EXERCISE PROMPT:
For the word "School", state the number of lines in the data that contain it, and nothing else.

SOURCE DATA:
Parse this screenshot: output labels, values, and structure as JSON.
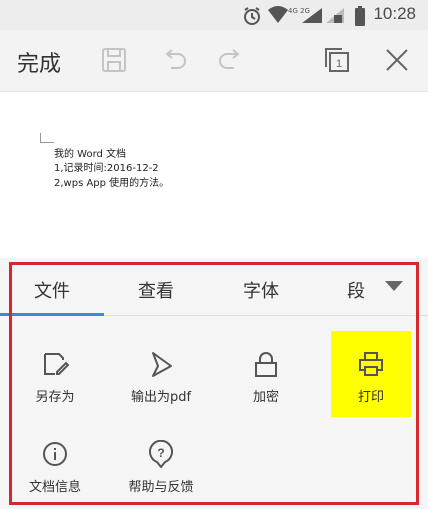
{
  "status_bar": {
    "network": "4G 2G",
    "time": "10:28",
    "icons": [
      "alarm-icon",
      "wifi-icon",
      "signal-icon",
      "sim-signal-icon",
      "battery-icon"
    ]
  },
  "toolbar": {
    "done_label": "完成",
    "icons": [
      "save-icon",
      "undo-icon",
      "redo-icon",
      "page-count-icon",
      "close-icon"
    ],
    "page_count": "1"
  },
  "document": {
    "lines": [
      "我的 Word 文档",
      "1,记录时间:2016-12-2",
      "2,wps App 使用的方法。"
    ]
  },
  "tabs": {
    "items": [
      "文件",
      "查看",
      "字体",
      "段"
    ],
    "active": "文件",
    "accent": "#3b86d8"
  },
  "tools": [
    {
      "label": "另存为",
      "icon": "save-as-icon"
    },
    {
      "label": "输出为pdf",
      "icon": "export-pdf-icon"
    },
    {
      "label": "加密",
      "icon": "lock-icon"
    },
    {
      "label": "打印",
      "icon": "print-icon",
      "highlight": "#ffff00"
    },
    {
      "label": "文档信息",
      "icon": "info-icon"
    },
    {
      "label": "帮助与反馈",
      "icon": "help-icon"
    }
  ],
  "annotation_color": "#d9262c"
}
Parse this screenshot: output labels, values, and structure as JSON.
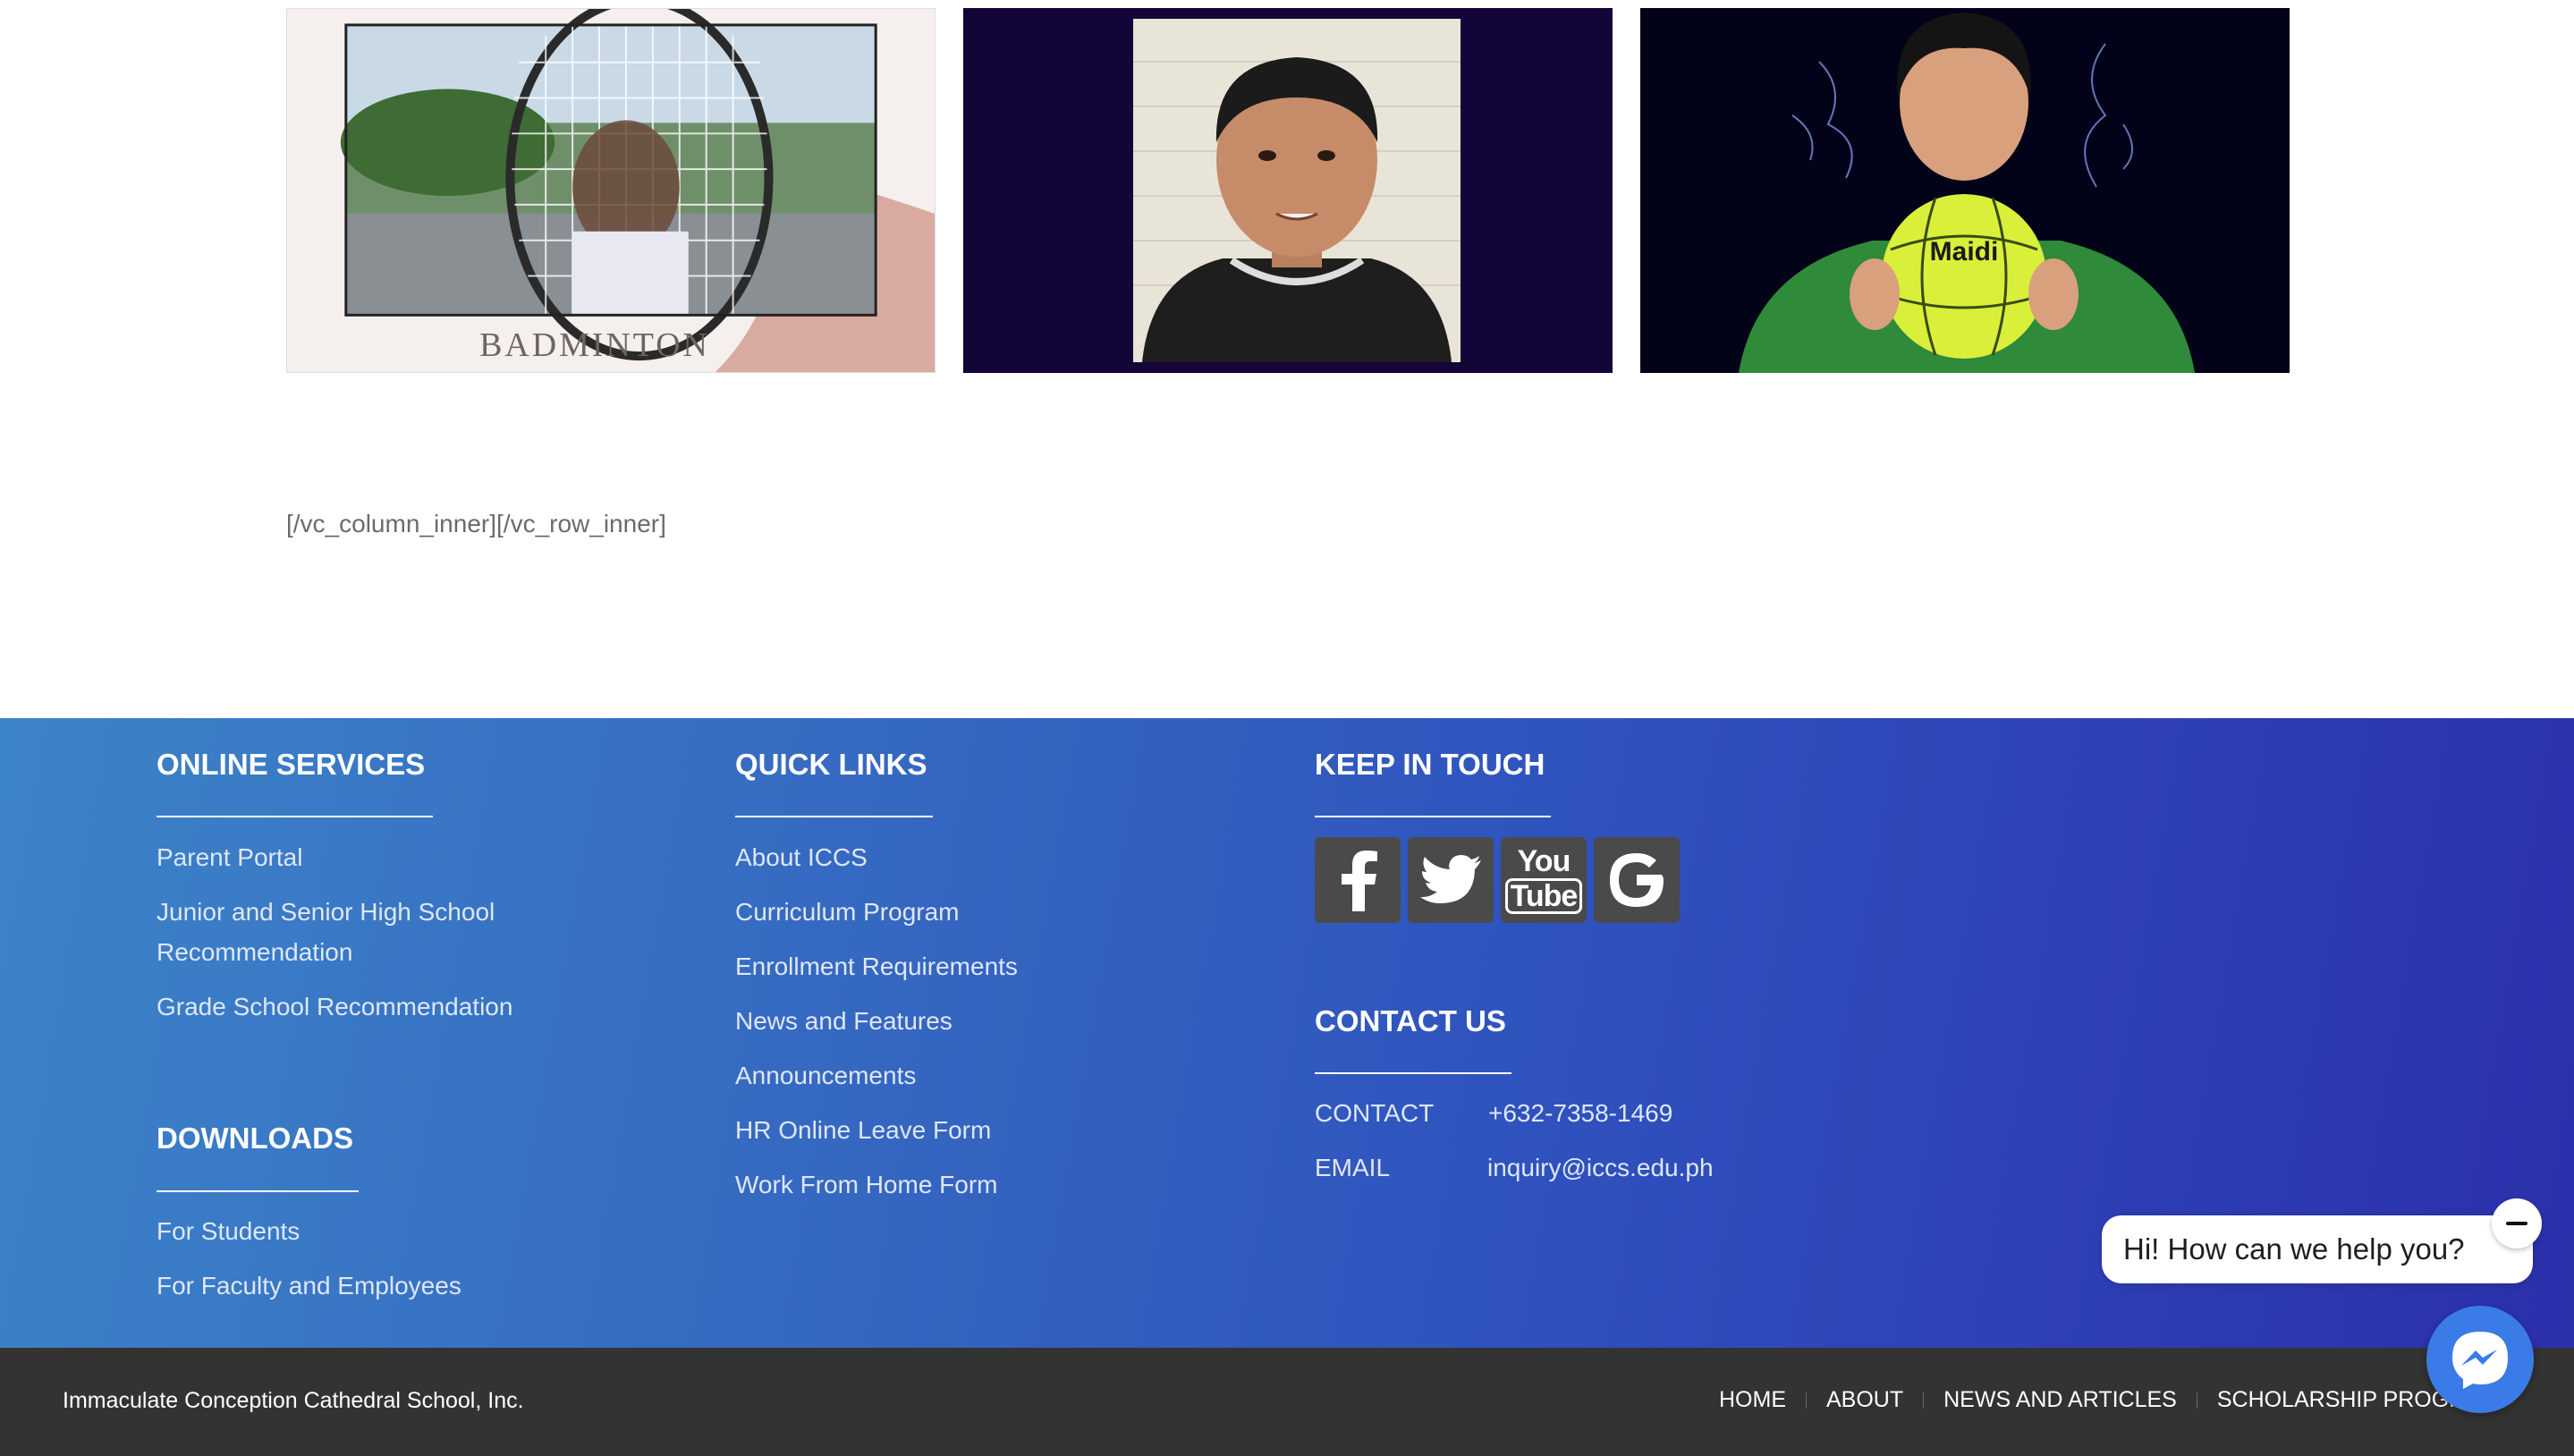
{
  "thumbnails": [
    {
      "name": "badminton-video-thumbnail",
      "caption": "BADMINTON"
    },
    {
      "name": "student-speaking-video-thumbnail"
    },
    {
      "name": "volleyball-video-thumbnail",
      "ball_brand": "Maidi"
    }
  ],
  "shortcode_text": "[/vc_column_inner][/vc_row_inner]",
  "footer": {
    "online_services": {
      "heading": "ONLINE SERVICES",
      "links": [
        "Parent Portal",
        "Junior and Senior High School",
        "Recommendation",
        "Grade School Recommendation"
      ]
    },
    "downloads": {
      "heading": "DOWNLOADS",
      "links": [
        "For Students",
        "For Faculty and Employees"
      ]
    },
    "quick_links": {
      "heading": "QUICK LINKS",
      "links": [
        "About ICCS",
        "Curriculum Program",
        "Enrollment Requirements",
        "News and Features",
        "Announcements",
        "HR Online Leave Form",
        "Work From Home Form"
      ]
    },
    "keep_in_touch": {
      "heading": "KEEP IN TOUCH",
      "social": [
        {
          "icon": "facebook-icon"
        },
        {
          "icon": "twitter-icon"
        },
        {
          "icon": "youtube-icon",
          "text_top": "You",
          "text_bottom": "Tube"
        },
        {
          "icon": "google-icon"
        }
      ]
    },
    "contact_us": {
      "heading": "CONTACT US",
      "contact_label": "CONTACT",
      "contact_value": "+632-7358-1469",
      "email_label": "EMAIL",
      "email_value": "inquiry@iccs.edu.ph"
    }
  },
  "bottom_bar": {
    "copyright": "Immaculate Conception Cathedral School, Inc.",
    "nav": [
      "HOME",
      "ABOUT",
      "NEWS AND ARTICLES",
      "SCHOLARSHIP PROGRAM"
    ]
  },
  "chat": {
    "greeting": "Hi! How can we help you?"
  },
  "colors": {
    "footer_gradient_start": "#3c84c8",
    "footer_gradient_end": "#2c2fab",
    "bottom_bar": "#333333",
    "messenger": "#3b7be8"
  }
}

WRITTEN ANSWER:
3